A rag picker collects recyclable materials in the polluted waters of river Yamuna amid dense smog in Delhi.
A rag picker collects recyclable materials in the polluted waters of river Yamuna amid dense smog in Delhi. Reuters

The Indian city of Delhi has the world's most polluted air, as Greenpeace survey finds pollution here ten times higher than WHO limits.

Findings of a recent air quality monitoring survey released on Monday, the deadly PM2.5 levels in the city are four times higher than the Indian safety limit. PM2.5 are tiny particles in the air that reduce visibility, cause the air to appear hazy, and affect respiratory tracts.

The PM2.5 limit set by WHO is 10 microgrammes per cubic metre. The Indian limit is 40 microgrammes per cub metre.

Delhi, the fifth-most populated metropolis in the world, is also one of the most heavily polluted cities in India, while India as a whole is home to 11 of the top 20 cities in the world with the worst air quality, according to figures from WHO.

Prof Mukesh Khare of the IIT-Delhi civil engineering department told the Mail Online: "PM2.5 levels in Delhi have always been very high. The matter is largely generated by dust, and vehicular exhaust chemicals combine with it to form smaller and toxic particles. It causes permanent DNA mutations, besides lung and heart diseases and cancer."

Medical problems include flu-like symptoms, including viral infections affecting the respiratory tracts and pneumonia, have increased by almost 150% during this time.

"Respiratory illness cases have suddenly gone up from 10 a day before last week to 25 nowadays. The persisting smog and changes in the weather condition are posing a great health risk," said Dr Ajay Aggarwal, the head of department (internal medicine) at Fortis Hospital in Noida's Sector 62.

Scientists say New Delhi's air is often far worse than in Beijing, particularly during the winter, when a thick smog often settles over the city.

"Delhi acts like a bowl. It collects a lot of dust and exhaust from Haryana, Punjab and UP. Add to it the burning of biomass in the rural areas. So you have a lethal cocktail of fuel chemicals, biomass burnt products and dust particles that enters our bodies," said Prof Khare.

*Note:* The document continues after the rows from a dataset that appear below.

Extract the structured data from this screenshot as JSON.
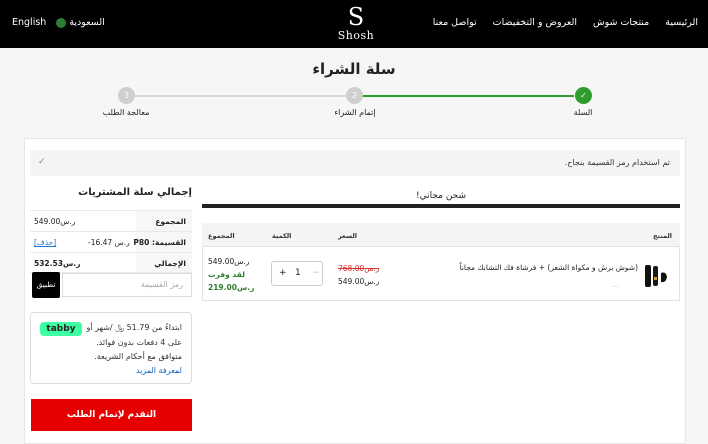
{
  "header": {
    "logo_glyph": "S",
    "logo_text": "Shosh",
    "nav": [
      "الرئيسية",
      "منتجات شوش",
      "العروض و التخفيضات",
      "تواصل معنا"
    ],
    "country": "السعودية",
    "language": "English"
  },
  "page_title": "سلة الشراء",
  "steps": [
    {
      "label": "السلة",
      "number": "✓",
      "state": "done"
    },
    {
      "label": "إتمام الشراء",
      "number": "2",
      "state": "pending"
    },
    {
      "label": "معالجة الطلب",
      "number": "3",
      "state": "pending"
    }
  ],
  "notice": {
    "text": "تم استخدام رمز القسيمة بنجاح.",
    "icon": "check-icon"
  },
  "summary": {
    "title": "إجمالي سلة المشتريات",
    "subtotal_label": "المجموع",
    "subtotal_value": "549.00ر.س",
    "coupon_label": "القسيمة: P80",
    "coupon_value": "-ر.س 16.47",
    "coupon_remove": "[حذف]",
    "total_label": "الإجمالي",
    "total_value": "532.53ر.س",
    "coupon_placeholder": "رمز القسيمة",
    "apply_label": "تطبيق"
  },
  "tabby": {
    "logo": "tabby",
    "line1": "ابتداءً من 51.79 ﷼ /شهر أو",
    "line2": "على 4 دفعات بدون فوائد.",
    "line3": "متوافق مع أحكام الشريعة.",
    "more": "لمعرفة المزيد"
  },
  "checkout_label": "التقدم لإتمام الطلب",
  "shipping": {
    "label": "شحن مجاني!",
    "progress": 1.0
  },
  "table": {
    "headers": {
      "product": "المنتج",
      "price": "السعر",
      "quantity": "الكمية",
      "total": "المجموع"
    },
    "item": {
      "name": "(شوش برش و مكواة الشعر) + فرشاة فك التشابك مجاناً",
      "meta": "—",
      "price_old": "768.00ر.س",
      "price_new": "549.00ر.س",
      "quantity": "1",
      "minus": "−",
      "plus": "+",
      "total": "549.00ر.س",
      "saved_label": "لقد وفرت",
      "saved_value": "219.00ر.س"
    }
  },
  "colors": {
    "accent": "#e60000",
    "success": "#2e7d32",
    "tabby": "#3bffa0",
    "step_done": "#2e9d2e"
  }
}
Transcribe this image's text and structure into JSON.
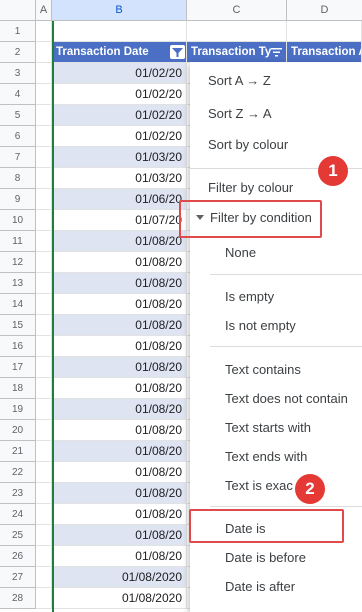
{
  "columns": [
    "A",
    "B",
    "C",
    "D"
  ],
  "rows": [
    "1",
    "2",
    "3",
    "4",
    "5",
    "6",
    "7",
    "8",
    "9",
    "10",
    "11",
    "12",
    "13",
    "14",
    "15",
    "16",
    "17",
    "18",
    "19",
    "20",
    "21",
    "22",
    "23",
    "24",
    "25",
    "26",
    "27",
    "28"
  ],
  "table": {
    "headers": [
      "Transaction Date",
      "Transaction Ty",
      "Transaction A"
    ],
    "dates": [
      "01/02/20",
      "01/02/20",
      "01/02/20",
      "01/02/20",
      "01/03/20",
      "01/03/20",
      "01/06/20",
      "01/07/20",
      "01/08/20",
      "01/08/20",
      "01/08/20",
      "01/08/20",
      "01/08/20",
      "01/08/20",
      "01/08/20",
      "01/08/20",
      "01/08/20",
      "01/08/20",
      "01/08/20",
      "01/08/20",
      "01/08/20",
      "01/08/20",
      "01/08/20",
      "01/08/20",
      "01/08/2020",
      "01/08/2020"
    ]
  },
  "menu": {
    "sort_az": "Sort A → Z",
    "sort_za": "Sort Z → A",
    "sort_colour": "Sort by colour",
    "filter_colour": "Filter by colour",
    "filter_condition": "Filter by condition"
  },
  "conditions": [
    "None",
    "Is empty",
    "Is not empty",
    "Text contains",
    "Text does not contain",
    "Text starts with",
    "Text ends with",
    "Text is exac",
    "Date is",
    "Date is before",
    "Date is after"
  ],
  "annotations": {
    "badge1": "1",
    "badge2": "2"
  },
  "colors": {
    "header_blue": "#4a6fc4",
    "stripe": "#dfe4f3",
    "annotation_red": "#e53935"
  }
}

A new trend for wearing the white surgical masks seen in Beijing has taken off in Delhi, in hopes of preventing breathing in the noxious air particles.

Indian companies have begun ordering filtration systems for their office buildings. "My business has just taken off," Barun Aggarwal, director of BreatheEasy, a Delhi-based air filtration company told the New York Times.

"It started in the diplomatic community, but it's spread to the high-level Indian community, too."